At least 41 people were killed and 239 wounded in a suicide attack on Istanbul’s main international airport -- Europe's third-busiest -- late on June 28.
Turkish officials say three suicide bombers arrived at Istanbul's Ataturk airport by taxi and blew themselves up at the entrance near the security check-in area after an exchange of gunfire with police.
One attacker with an automatic rifle reportedly shot indiscriminately at travelers in the terminal before setting off his suicide vest. Turkish Justice Minister Bekir Bozag said there were also signs of an explosion near the metro station at the airport.
With similarities to the Brussels airport bombings in March, Turkish Prime Minister Binali Yildirim said initial indications are the Islamic State extremist group was responsible. Yildirim visited the damaged airport shortly after the attack.
Turkish President Recep Tayyip Erdogan condemned the attack, saying "innocent civilians" were the victims. He said such a "heinous" attack could occur at any airport in the world.
He said the attack should serve as a turning point in the global fight against terrorism, which he said had "no regard for faith or values."
Witnesses said three violent explosions shook the building, sparking panic among passengers and causing the roof to cave in. Blood and body parts covered the scene.
Ten of those killed in the attack were foreign nationals, while three people held dual nationality. Five Saudis and two Iraqis were among the dead, a Turkish official said. Citizens from China, Jordan, Tunisia, Uzbekistan, Iran and Ukraine were also among the 13 foreigners killed.
PHOTO GALLERY: Death, Chaos In Istanbul
Hundreds of passengers flooded out as Turkish authorities evacuated the airport.
Full operations at the airport resumed on June 29.
The United Nations, as well as the United States, Germany, and other nations strongly condemned the attacks.
"Ataturk International Airport, like Brussels airport which was attacked earlier this year, is a symbol of international connections and the ties that bind us together," White House spokesman Josh Earnest said. "We remain steadfast in our support for Turkey, our NATO ally and partner."
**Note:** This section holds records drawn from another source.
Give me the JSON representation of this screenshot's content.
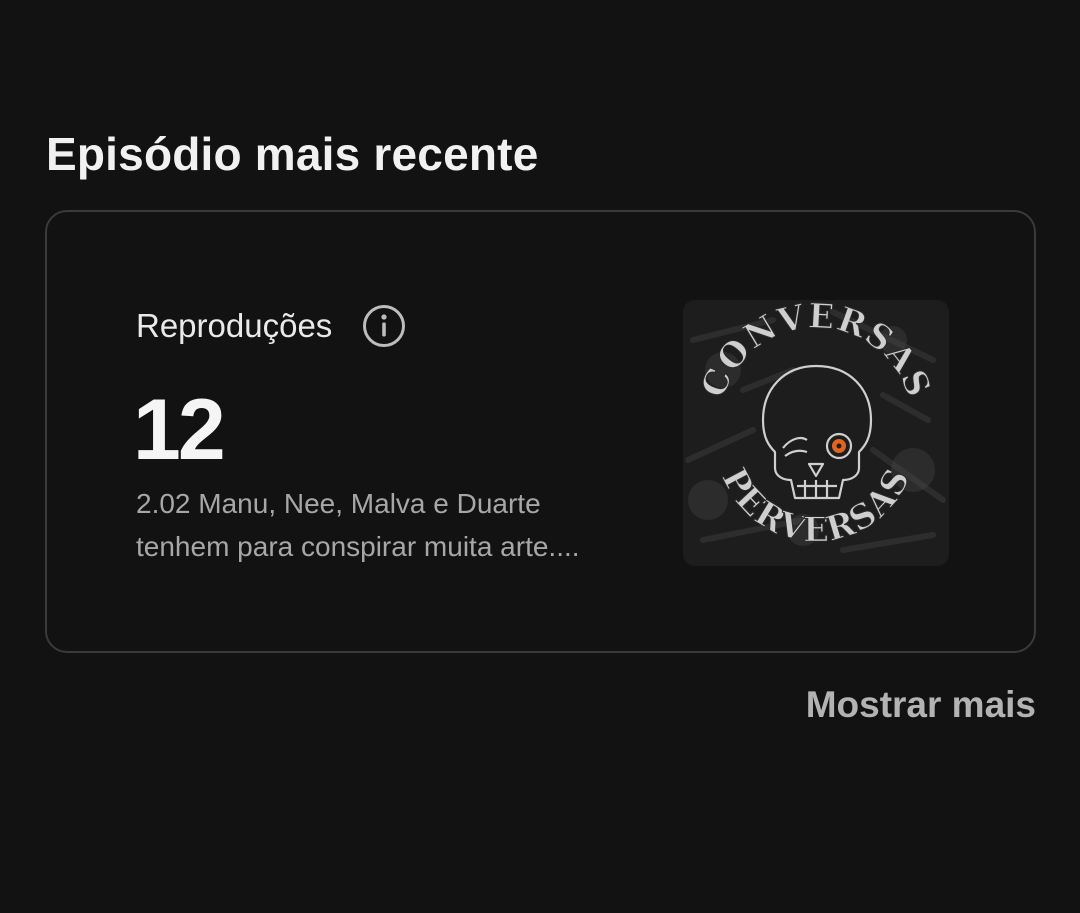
{
  "section": {
    "title": "Episódio mais recente"
  },
  "episode_card": {
    "stat_label": "Reproduções",
    "stat_value": "12",
    "description_line1": "2.02 Manu, Nee, Malva e Duarte",
    "description_line2": "tenhem para conspirar muita arte....",
    "info_icon": "info-circle-icon",
    "cover": {
      "top_text": "CONVERSAS",
      "bottom_text": "PERVERSAS",
      "accent_color": "#e0661f"
    }
  },
  "show_more_label": "Mostrar mais",
  "colors": {
    "background": "#121212",
    "card_border": "#3a3a3a",
    "muted_text": "#a7a7a7"
  }
}
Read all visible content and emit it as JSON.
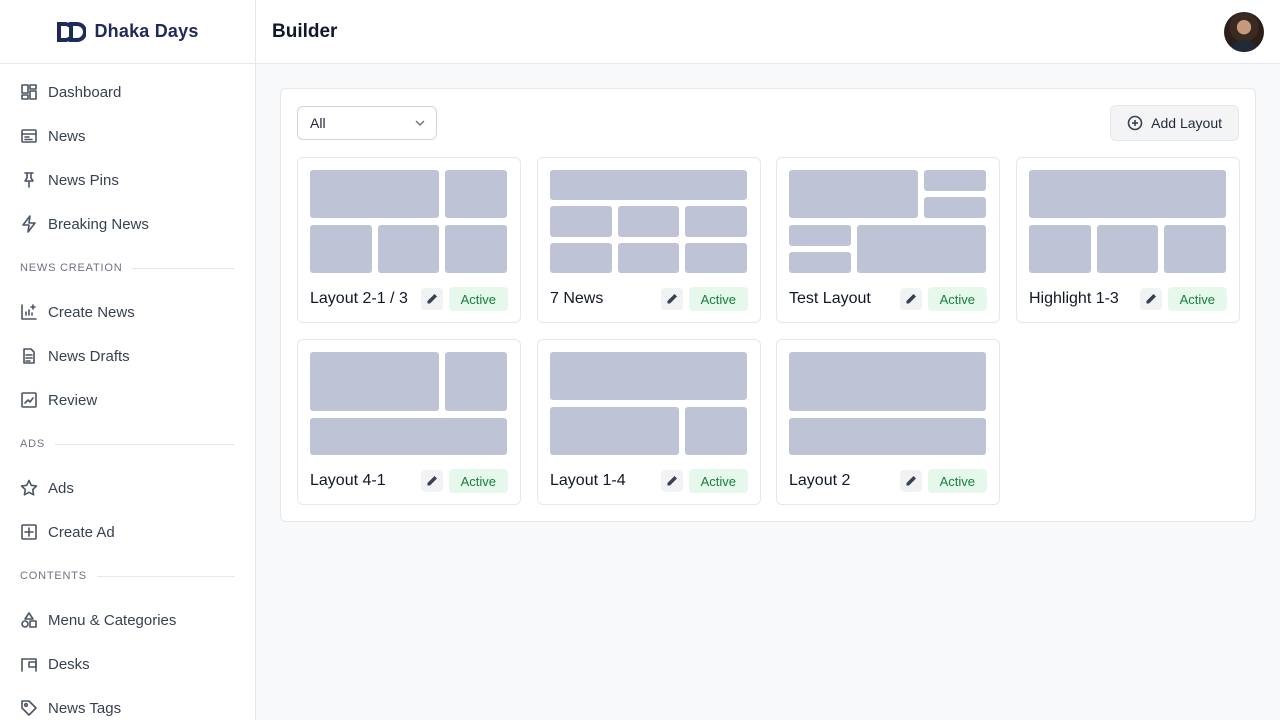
{
  "brand": {
    "name": "Dhaka Days",
    "logo_icon": "dd-logo-icon",
    "color": "#1e2a5a"
  },
  "sidebar": {
    "items": [
      {
        "label": "Dashboard",
        "icon": "dashboard-icon"
      },
      {
        "label": "News",
        "icon": "newspaper-icon"
      },
      {
        "label": "News Pins",
        "icon": "pin-icon"
      },
      {
        "label": "Breaking News",
        "icon": "lightning-icon"
      }
    ],
    "sections": [
      {
        "title": "NEWS CREATION",
        "items": [
          {
            "label": "Create News",
            "icon": "chart-plus-icon"
          },
          {
            "label": "News Drafts",
            "icon": "document-icon"
          },
          {
            "label": "Review",
            "icon": "review-icon"
          }
        ]
      },
      {
        "title": "ADS",
        "items": [
          {
            "label": "Ads",
            "icon": "star-icon"
          },
          {
            "label": "Create Ad",
            "icon": "plus-square-icon"
          }
        ]
      },
      {
        "title": "CONTENTS",
        "items": [
          {
            "label": "Menu & Categories",
            "icon": "shapes-icon"
          },
          {
            "label": "Desks",
            "icon": "desk-icon"
          },
          {
            "label": "News Tags",
            "icon": "tag-icon"
          }
        ]
      }
    ]
  },
  "header": {
    "title": "Builder",
    "avatar": "user-avatar"
  },
  "toolbar": {
    "filter_value": "All",
    "add_label": "Add Layout"
  },
  "layouts": [
    {
      "title": "Layout 2-1 / 3",
      "status": "Active"
    },
    {
      "title": "7 News",
      "status": "Active"
    },
    {
      "title": "Test Layout",
      "status": "Active"
    },
    {
      "title": "Highlight 1-3",
      "status": "Active"
    },
    {
      "title": "Layout 4-1",
      "status": "Active"
    },
    {
      "title": "Layout 1-4",
      "status": "Active"
    },
    {
      "title": "Layout 2",
      "status": "Active"
    }
  ],
  "colors": {
    "block": "#bfc3d6",
    "badge_bg": "#e6f7ec",
    "badge_text": "#15803d"
  }
}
Turkey has been hit by a string of deadly attacks in recent months, blamed on both Kurdish rebels and Islamic State militants.
With reporting by AP, Reuters, AFP, and dpa